As long as I can remember, every St. Patrick’s Day had one constant: green mashed potatoes. My mother created this ritual of praties and food coloring to make her Irishman smile. It worked every time.
Yet it was not just St. Patrick’s Day when my family celebrated being Irish. My father had a collection of John McCormick’s 78 records, so that our early vocabulary (along with “See Spot jump!”) included Mother Machree and Tipperary, Minstrel Boy and Tralee. We learned some Irish history from my father’s recitation of Robert Emmet’s speech from the dock, and by the time each of us reached the age of reason (seven years old) we could declare without faltering Emmet’s opening lines:
“My Lords: ‘What have I to say why sentence of death should not be pronounced on me, according to law? I have nothing to say which can alter your predetermination.’”
One of my favorite books was my father’s marbled, battered copy of Thomas Moore’s poetry. From this book I memorized all the verses of “Last Rose of Summer” and “Oft in the Stilly Night”:
Oft, in the stilly night,
Ere Slumber’s chain has bound me,
Fond Memory brings the light
Of other days around me
By the time I made my trip to Ireland in 1995, my father had been dead for twenty years, but I felt his spirit with me every step of the way.
Man of fine manners and lover of sports, he would have relished watching the glassblowers in Waterford.
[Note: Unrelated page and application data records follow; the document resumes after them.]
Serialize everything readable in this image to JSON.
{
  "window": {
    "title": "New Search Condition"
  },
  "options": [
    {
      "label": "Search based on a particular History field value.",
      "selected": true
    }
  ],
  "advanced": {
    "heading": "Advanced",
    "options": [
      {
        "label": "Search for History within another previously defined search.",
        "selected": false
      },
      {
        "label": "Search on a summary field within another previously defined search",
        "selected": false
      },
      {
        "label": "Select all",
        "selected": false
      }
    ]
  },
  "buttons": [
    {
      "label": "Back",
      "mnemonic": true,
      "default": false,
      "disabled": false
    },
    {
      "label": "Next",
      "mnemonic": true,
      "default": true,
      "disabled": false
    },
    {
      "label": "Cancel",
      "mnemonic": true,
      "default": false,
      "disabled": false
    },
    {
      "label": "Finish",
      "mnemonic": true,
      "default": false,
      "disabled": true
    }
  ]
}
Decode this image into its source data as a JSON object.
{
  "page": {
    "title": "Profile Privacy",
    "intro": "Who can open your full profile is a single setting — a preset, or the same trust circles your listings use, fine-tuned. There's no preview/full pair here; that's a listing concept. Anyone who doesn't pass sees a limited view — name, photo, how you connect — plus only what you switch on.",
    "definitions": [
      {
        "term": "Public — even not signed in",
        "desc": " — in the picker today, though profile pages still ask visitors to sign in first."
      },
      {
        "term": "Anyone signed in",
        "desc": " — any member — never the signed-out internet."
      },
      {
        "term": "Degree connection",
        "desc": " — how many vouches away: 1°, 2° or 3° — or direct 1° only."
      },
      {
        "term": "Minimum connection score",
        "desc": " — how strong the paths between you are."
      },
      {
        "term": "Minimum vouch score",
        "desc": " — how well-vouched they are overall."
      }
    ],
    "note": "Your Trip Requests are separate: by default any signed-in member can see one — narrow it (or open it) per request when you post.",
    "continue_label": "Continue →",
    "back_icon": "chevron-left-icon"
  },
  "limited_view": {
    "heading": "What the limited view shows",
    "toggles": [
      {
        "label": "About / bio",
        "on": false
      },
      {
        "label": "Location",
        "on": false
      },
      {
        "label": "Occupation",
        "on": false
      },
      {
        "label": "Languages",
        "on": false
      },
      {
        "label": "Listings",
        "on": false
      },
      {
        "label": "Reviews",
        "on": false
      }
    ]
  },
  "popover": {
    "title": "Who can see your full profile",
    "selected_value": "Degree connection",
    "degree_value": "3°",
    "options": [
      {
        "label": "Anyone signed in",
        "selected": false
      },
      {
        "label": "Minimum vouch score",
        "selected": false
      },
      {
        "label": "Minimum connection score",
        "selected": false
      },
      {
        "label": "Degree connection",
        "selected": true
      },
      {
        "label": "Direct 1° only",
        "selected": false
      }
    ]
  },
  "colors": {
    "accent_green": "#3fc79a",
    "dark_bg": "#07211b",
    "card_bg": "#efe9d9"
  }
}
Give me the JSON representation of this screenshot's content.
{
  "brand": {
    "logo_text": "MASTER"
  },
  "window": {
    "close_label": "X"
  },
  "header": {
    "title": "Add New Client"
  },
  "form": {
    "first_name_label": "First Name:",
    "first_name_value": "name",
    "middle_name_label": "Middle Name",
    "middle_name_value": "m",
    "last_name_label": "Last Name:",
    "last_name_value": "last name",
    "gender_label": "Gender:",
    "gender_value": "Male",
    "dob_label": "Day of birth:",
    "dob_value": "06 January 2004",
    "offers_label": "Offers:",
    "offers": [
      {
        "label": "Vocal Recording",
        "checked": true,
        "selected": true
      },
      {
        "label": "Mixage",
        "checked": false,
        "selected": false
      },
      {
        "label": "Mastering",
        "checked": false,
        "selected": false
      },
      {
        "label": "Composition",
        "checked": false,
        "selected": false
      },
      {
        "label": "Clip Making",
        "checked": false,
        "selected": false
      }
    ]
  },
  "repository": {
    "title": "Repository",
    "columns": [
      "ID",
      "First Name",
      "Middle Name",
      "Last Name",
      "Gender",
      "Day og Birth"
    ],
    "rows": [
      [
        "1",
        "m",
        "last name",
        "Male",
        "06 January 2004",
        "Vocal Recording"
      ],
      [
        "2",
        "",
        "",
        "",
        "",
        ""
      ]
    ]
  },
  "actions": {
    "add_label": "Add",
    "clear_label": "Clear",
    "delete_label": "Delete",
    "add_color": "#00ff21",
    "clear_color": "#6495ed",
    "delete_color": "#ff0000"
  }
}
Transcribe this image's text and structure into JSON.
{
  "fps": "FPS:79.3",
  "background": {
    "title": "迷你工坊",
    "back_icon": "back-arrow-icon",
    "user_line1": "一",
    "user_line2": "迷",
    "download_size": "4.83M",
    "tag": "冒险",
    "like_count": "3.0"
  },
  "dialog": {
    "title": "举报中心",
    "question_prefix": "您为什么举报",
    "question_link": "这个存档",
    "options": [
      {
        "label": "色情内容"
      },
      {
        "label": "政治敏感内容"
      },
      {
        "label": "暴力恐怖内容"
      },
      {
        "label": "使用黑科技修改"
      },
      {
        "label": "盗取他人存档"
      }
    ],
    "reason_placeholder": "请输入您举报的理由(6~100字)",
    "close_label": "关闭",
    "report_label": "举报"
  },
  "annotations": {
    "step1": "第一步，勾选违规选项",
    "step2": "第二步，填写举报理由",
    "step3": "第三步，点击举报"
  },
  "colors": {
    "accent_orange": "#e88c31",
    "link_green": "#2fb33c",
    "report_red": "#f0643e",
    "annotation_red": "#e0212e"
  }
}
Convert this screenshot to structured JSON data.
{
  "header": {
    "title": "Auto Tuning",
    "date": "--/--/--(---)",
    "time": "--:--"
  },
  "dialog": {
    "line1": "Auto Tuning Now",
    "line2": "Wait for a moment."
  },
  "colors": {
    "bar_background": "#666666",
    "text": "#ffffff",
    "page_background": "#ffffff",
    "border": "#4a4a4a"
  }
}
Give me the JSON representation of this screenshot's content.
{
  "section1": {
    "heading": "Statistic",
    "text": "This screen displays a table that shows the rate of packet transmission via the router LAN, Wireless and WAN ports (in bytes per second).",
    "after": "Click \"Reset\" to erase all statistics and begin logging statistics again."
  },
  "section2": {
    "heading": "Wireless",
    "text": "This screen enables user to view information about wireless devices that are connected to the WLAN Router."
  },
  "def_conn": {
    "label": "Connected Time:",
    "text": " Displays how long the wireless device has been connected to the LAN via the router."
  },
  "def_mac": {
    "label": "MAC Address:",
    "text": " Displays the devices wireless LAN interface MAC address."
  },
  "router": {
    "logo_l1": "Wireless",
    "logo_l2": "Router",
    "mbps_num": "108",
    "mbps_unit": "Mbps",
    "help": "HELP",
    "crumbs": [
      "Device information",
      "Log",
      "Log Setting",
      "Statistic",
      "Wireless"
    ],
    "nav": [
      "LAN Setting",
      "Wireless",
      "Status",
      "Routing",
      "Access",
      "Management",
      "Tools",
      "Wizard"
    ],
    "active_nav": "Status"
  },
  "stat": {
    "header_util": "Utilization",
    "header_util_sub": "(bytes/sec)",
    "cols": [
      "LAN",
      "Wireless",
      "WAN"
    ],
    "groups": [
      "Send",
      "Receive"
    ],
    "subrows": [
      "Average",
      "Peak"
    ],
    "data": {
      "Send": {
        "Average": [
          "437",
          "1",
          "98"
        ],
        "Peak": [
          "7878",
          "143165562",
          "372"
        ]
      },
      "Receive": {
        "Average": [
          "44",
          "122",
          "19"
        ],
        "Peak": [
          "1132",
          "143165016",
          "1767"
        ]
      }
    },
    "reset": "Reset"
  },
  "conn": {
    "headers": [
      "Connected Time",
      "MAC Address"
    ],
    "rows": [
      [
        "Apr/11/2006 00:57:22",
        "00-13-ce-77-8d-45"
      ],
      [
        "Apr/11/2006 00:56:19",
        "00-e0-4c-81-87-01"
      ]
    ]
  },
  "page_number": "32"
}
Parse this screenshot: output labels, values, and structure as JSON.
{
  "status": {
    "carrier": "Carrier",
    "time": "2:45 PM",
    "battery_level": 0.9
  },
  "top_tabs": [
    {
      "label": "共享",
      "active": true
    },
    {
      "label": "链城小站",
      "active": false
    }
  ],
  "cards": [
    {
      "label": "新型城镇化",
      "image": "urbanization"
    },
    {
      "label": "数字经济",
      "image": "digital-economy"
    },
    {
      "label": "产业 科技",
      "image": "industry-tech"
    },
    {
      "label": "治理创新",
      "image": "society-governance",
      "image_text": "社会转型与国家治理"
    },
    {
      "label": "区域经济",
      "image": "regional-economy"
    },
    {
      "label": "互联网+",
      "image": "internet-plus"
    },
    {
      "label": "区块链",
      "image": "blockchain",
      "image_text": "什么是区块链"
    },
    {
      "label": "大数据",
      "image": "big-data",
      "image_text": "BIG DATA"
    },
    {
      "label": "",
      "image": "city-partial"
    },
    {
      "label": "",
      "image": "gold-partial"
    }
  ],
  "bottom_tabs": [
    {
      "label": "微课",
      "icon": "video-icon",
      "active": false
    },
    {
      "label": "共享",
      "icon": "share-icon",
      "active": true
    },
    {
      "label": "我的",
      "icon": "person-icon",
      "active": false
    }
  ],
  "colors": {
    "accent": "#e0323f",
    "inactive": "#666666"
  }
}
And when he saw the hedgerows with the verdant fuchsia spilling down, he would have stopped, just like I did, to snap a photo. Never a swimmer, he still would have crammed into the ferry boat—minus a life jacket—to ride the waves over to the Blasket Islands where crumbling structures remain, bitter remnants of suffering and loneliness of those who lived there until the early 1950s. The Cliffs of Moher would have stunned him: sky and water splattered with rock and grass. Perhaps, after a day and night in Doolin, he would have decided that the hospitality, scenery, and music were fine reasons to stay there forever.
But then my father would have missed Sligo, Yeats’ country, and Coole Park’s Autograph Tree where the Irish literary greats— Shaw, Synge, Lady Gregory, O’Casey, and Yeats—have carved their names.
St. Patrick’s Day is for wearing green and wishing friends and enemies a road that rises in greeting. But the day is also for memories of past times that will, no doubt, slip into the present and flow free into the future. Yeats’ poem “To Ireland in the Coming Times” contains another version of a Happy St. Patrick’s Day greeting:
And Time bade all his candles flare
To light a measure here and there;
And may the thoughts of Ireland brood
Upon a measured quietude.